Data items:

[Start of Attachment]

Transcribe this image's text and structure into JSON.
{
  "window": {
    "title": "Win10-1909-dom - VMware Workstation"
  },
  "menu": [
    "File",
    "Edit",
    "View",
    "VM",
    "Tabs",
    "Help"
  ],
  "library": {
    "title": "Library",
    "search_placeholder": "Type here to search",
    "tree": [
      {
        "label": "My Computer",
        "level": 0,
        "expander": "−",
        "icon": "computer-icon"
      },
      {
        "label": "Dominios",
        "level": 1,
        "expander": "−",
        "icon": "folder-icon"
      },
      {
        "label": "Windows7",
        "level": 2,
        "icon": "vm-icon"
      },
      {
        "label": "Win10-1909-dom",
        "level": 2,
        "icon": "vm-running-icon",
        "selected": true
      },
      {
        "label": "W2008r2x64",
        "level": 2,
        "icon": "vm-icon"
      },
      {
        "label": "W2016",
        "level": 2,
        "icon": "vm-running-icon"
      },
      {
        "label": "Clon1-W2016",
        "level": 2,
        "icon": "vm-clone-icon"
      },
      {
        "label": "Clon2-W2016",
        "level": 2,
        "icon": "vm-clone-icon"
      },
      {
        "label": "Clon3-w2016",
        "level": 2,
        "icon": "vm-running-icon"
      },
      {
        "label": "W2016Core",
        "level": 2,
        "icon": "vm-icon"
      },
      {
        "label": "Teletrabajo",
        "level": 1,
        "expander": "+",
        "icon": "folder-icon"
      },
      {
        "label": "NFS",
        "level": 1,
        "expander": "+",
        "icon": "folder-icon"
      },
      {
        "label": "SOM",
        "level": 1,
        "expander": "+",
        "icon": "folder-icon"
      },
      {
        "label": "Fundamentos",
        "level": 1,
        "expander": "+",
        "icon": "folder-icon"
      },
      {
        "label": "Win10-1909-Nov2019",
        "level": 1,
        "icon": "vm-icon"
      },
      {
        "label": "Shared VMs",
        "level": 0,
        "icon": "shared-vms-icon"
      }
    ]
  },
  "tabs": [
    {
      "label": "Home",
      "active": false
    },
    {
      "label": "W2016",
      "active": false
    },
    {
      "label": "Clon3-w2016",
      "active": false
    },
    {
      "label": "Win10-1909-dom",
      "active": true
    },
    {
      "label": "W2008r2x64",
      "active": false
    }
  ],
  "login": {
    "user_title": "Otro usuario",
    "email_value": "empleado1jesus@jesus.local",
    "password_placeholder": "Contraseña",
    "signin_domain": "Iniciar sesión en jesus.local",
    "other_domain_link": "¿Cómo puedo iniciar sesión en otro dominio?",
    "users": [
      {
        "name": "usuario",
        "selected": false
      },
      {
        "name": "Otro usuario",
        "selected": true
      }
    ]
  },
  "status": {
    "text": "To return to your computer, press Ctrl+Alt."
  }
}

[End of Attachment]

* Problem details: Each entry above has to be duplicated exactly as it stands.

* Solution to this exercise:
Transcribe this image's text and structure into JSON.
{
  "window": {
    "title": "Win10-1909-dom - VMware Workstation"
  },
  "menu": [
    "File",
    "Edit",
    "View",
    "VM",
    "Tabs",
    "Help"
  ],
  "library": {
    "title": "Library",
    "search_placeholder": "Type here to search",
    "tree": [
      {
        "label": "My Computer",
        "level": 0,
        "expander": "−",
        "icon": "computer-icon"
      },
      {
        "label": "Dominios",
        "level": 1,
        "expander": "−",
        "icon": "folder-icon"
      },
      {
        "label": "Windows7",
        "level": 2,
        "icon": "vm-icon"
      },
      {
        "label": "Win10-1909-dom",
        "level": 2,
        "icon": "vm-running-icon",
        "selected": true
      },
      {
        "label": "W2008r2x64",
        "level": 2,
        "icon": "vm-icon"
      },
      {
        "label": "W2016",
        "level": 2,
        "icon": "vm-running-icon"
      },
      {
        "label": "Clon1-W2016",
        "level": 2,
        "icon": "vm-clone-icon"
      },
      {
        "label": "Clon2-W2016",
        "level": 2,
        "icon": "vm-clone-icon"
      },
      {
        "label": "Clon3-w2016",
        "level": 2,
        "icon": "vm-running-icon"
      },
      {
        "label": "W2016Core",
        "level": 2,
        "icon": "vm-icon"
      },
      {
        "label": "Teletrabajo",
        "level": 1,
        "expander": "+",
        "icon": "folder-icon"
      },
      {
        "label": "NFS",
        "level": 1,
        "expander": "+",
        "icon": "folder-icon"
      },
      {
        "label": "SOM",
        "level": 1,
        "expander": "+",
        "icon": "folder-icon"
      },
      {
        "label": "Fundamentos",
        "level": 1,
        "expander": "+",
        "icon": "folder-icon"
      },
      {
        "label": "Win10-1909-Nov2019",
        "level": 1,
        "icon": "vm-icon"
      },
      {
        "label": "Shared VMs",
        "level": 0,
        "icon": "shared-vms-icon"
      }
    ]
  },
  "tabs": [
    {
      "label": "Home",
      "active": false
    },
    {
      "label": "W2016",
      "active": false
    },
    {
      "label": "Clon3-w2016",
      "active": false
    },
    {
      "label": "Win10-1909-dom",
      "active": true
    },
    {
      "label": "W2008r2x64",
      "active": false
    }
  ],
  "login": {
    "user_title": "Otro usuario",
    "email_value": "empleado1jesus@jesus.local",
    "password_placeholder": "Contraseña",
    "signin_domain": "Iniciar sesión en jesus.local",
    "other_domain_link": "¿Cómo puedo iniciar sesión en otro dominio?",
    "users": [
      {
        "name": "usuario",
        "selected": false
      },
      {
        "name": "Otro usuario",
        "selected": true
      }
    ]
  },
  "status": {
    "text": "To return to your computer, press Ctrl+Alt."
  }
}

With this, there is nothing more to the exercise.